Two Texas A&M University-Texarkana professors on Thursday debated the pros and cons of gun control in public K-12 schools and college campuses. 

Tom Jordan, who holds a doctorate in criminal justice, supported guns on campus under certain circumstances. Lawrence, who holds a doctorate in educational psychology, opposed it.

Dr. Craig Nakashian, an assistant professor of history, served as the moderator and introduced the professors. 

Nakahsian said Jordan bought his first gun at age 12 and is a 30-year member of the National Rifle Association. 

Nakahsian said Lawrence is an author and the chairwoman of A&M-Texarkana’s Education Department, and was the director of ArtsSmart Institute for Learning at Texarkana Regional Arts Council and Humanities for about five years. 

Lawrence—citing a long list of statistics about national reports on crime, school gun crime and gun ownership—said she is especially concerned about faculty and students bringing guns to school. 

However, Lawrence’s cited statistics showed that as gun ownership increases, crime decreases. She said in 2001, 84 out of every 100 people in the United States owned a gun. In 2007, 88.8 out of every 100 people were gun owners, the highest number in the world. Lawrence said gun murders in 2010 were the lowest since 1981.

“With lots of guns, we are considered a violent country,” she said. 

Lawrence also said gun manufacturing in the United States doubled from 2001 to 2007, 3.7 million to 6.1 million.

Lawrence questioned whether bringing guns on campus would make a campus safer. She said a teacher who carries a gun on campus could make a student feel less safe and insecure. The student might fear heated dialogue or debate with a teacher or may grow to fear the teacher, Lawrence said.

She said in the past 15 years, gun crime has decreased as a result of zero tolerance of fire arms on America’s school campuses. 

Jordan said he agrees with Lawrence that gun sales have had a huge increase in the past 20 years. And “violent crime went crashing down” as a result, he said. 

The crime rate today is as low as it was in 1967-68, Jordan argued.

Jordan also said when gun-related homicides are calculated, a hospital’s trauma care should be considered as a factor in the death. 

In support of teachers carrying guns on campus, Jordan cited Israel’s reponse after several school shootings. He said teachers were permitted to open carry and school shootings decreased. 

In response, Lawrence said though Israel’s school shootings decreased, suicides by Army personnel increased, causing Israeli officials to ban soldiers from taking guns home during furlough. 

Both professors were concerned about mental health issues of potential gun owners. However, Jordan said if the data for mental health patients and gun ownership were merged, he feared patients would not visit their mental health counselors. 

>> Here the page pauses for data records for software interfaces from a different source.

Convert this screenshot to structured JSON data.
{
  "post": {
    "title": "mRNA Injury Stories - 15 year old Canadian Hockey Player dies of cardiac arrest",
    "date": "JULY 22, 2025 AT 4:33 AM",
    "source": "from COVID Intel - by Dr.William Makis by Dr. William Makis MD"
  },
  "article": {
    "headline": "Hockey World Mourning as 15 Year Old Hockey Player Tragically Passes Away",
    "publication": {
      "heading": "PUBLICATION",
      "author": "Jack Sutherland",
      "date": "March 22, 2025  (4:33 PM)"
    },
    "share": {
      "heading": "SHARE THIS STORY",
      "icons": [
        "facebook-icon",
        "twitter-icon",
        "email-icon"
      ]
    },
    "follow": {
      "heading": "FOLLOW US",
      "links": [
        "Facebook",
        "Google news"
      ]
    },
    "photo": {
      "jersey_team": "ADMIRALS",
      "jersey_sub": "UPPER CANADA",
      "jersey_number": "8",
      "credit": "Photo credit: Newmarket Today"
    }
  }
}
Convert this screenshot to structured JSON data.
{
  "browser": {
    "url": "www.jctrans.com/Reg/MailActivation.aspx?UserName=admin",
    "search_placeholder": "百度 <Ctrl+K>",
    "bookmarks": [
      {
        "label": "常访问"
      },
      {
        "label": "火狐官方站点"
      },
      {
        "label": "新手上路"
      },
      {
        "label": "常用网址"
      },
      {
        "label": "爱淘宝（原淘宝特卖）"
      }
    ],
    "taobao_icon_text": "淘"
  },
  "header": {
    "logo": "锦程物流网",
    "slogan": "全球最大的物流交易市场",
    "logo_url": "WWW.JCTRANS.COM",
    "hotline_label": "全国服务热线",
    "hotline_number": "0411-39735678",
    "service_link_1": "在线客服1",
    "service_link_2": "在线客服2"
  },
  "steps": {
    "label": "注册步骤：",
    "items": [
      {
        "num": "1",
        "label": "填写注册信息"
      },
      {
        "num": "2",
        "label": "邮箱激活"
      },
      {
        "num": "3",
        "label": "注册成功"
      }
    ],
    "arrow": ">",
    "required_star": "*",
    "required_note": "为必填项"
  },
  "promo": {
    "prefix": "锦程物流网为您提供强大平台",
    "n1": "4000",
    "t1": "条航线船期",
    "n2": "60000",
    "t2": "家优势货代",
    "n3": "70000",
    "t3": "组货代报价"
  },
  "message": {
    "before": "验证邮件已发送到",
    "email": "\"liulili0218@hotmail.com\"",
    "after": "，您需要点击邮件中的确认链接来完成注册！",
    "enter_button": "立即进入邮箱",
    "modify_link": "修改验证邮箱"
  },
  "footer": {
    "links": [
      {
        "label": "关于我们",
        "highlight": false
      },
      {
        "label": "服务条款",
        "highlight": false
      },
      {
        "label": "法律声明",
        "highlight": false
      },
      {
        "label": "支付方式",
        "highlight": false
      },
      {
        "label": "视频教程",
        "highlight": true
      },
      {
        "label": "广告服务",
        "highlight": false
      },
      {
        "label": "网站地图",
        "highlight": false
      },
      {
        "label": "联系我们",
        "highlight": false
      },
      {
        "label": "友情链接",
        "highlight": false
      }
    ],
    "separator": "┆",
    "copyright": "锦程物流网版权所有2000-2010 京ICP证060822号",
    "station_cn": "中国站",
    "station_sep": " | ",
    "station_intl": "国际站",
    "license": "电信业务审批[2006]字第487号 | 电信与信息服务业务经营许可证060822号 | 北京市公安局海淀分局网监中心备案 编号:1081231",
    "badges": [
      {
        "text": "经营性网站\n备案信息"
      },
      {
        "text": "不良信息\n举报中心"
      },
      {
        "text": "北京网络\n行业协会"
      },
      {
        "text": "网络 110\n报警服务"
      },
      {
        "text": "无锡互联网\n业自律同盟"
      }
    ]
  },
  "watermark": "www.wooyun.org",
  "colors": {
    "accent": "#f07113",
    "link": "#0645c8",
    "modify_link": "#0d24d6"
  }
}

Lawrence said in a survey done on American college campuses, 93 percent of the college and university health centers said they could not keep up with the demand of mental health issues on campuses, and adding guns to the crisis would just make matters worse. 

During the summary portion of the debate, Lawrence said the two professors definitely agreed on two topics: there are tons of guns in the United States and U.S. citizens like to kill each other. 

Jordan said teachers and faculty will not be able to rely solely on police officers when an active shooter is in a school building. He suggested training and arming selected administrators and teachers in case of emergency